**WHAT THE EXERCISE ASKS**
Find the line that contains "What's the underlying" in the entries below. Write out that line and all that follow it, unchanged and alone.

[SOURCE RECORDS]

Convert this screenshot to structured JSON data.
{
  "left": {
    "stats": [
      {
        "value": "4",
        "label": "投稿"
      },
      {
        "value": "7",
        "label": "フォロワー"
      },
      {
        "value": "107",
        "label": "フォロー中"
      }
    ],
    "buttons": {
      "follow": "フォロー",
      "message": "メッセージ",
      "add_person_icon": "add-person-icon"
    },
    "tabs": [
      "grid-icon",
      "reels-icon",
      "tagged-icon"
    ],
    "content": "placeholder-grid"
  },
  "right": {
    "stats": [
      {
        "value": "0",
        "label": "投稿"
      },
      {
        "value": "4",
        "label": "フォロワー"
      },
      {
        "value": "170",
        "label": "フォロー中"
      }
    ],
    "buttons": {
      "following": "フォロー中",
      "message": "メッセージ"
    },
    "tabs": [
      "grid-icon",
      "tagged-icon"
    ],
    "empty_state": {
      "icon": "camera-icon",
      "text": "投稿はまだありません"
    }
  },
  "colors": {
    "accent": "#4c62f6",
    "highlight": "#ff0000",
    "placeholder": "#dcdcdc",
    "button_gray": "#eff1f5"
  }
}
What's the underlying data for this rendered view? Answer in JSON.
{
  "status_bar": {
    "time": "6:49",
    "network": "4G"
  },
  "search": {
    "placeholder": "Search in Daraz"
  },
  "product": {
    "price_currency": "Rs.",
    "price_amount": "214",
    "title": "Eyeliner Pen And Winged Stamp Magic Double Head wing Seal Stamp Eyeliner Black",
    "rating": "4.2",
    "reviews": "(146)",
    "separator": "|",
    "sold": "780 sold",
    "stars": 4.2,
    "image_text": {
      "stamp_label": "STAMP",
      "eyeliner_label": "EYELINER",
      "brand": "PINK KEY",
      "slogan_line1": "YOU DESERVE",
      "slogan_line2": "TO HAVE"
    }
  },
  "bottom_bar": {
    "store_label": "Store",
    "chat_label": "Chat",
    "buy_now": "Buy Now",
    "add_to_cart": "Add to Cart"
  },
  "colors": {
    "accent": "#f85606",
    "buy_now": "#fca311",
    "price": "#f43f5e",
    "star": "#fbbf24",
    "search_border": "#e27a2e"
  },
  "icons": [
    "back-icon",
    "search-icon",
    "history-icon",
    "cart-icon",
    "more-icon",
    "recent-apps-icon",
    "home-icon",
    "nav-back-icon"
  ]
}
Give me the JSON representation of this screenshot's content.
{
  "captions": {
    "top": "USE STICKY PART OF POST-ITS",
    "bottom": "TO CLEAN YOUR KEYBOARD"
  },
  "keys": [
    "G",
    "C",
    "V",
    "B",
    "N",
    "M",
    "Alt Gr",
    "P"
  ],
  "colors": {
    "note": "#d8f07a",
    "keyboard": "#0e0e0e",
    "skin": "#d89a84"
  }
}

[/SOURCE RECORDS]

**OUTPUT BELOW**
What's the underlying data for this rendered view? Answer in JSON.
{
  "status_bar": {
    "time": "6:49",
    "network": "4G"
  },
  "search": {
    "placeholder": "Search in Daraz"
  },
  "product": {
    "price_currency": "Rs.",
    "price_amount": "214",
    "title": "Eyeliner Pen And Winged Stamp Magic Double Head wing Seal Stamp Eyeliner Black",
    "rating": "4.2",
    "reviews": "(146)",
    "separator": "|",
    "sold": "780 sold",
    "stars": 4.2,
    "image_text": {
      "stamp_label": "STAMP",
      "eyeliner_label": "EYELINER",
      "brand": "PINK KEY",
      "slogan_line1": "YOU DESERVE",
      "slogan_line2": "TO HAVE"
    }
  },
  "bottom_bar": {
    "store_label": "Store",
    "chat_label": "Chat",
    "buy_now": "Buy Now",
    "add_to_cart": "Add to Cart"
  },
  "colors": {
    "accent": "#f85606",
    "buy_now": "#fca311",
    "price": "#f43f5e",
    "star": "#fbbf24",
    "search_border": "#e27a2e"
  },
  "icons": [
    "back-icon",
    "search-icon",
    "history-icon",
    "cart-icon",
    "more-icon",
    "recent-apps-icon",
    "home-icon",
    "nav-back-icon"
  ]
}
Give me the JSON representation of this screenshot's content.
{
  "captions": {
    "top": "USE STICKY PART OF POST-ITS",
    "bottom": "TO CLEAN YOUR KEYBOARD"
  },
  "keys": [
    "G",
    "C",
    "V",
    "B",
    "N",
    "M",
    "Alt Gr",
    "P"
  ],
  "colors": {
    "note": "#d8f07a",
    "keyboard": "#0e0e0e",
    "skin": "#d89a84"
  }
}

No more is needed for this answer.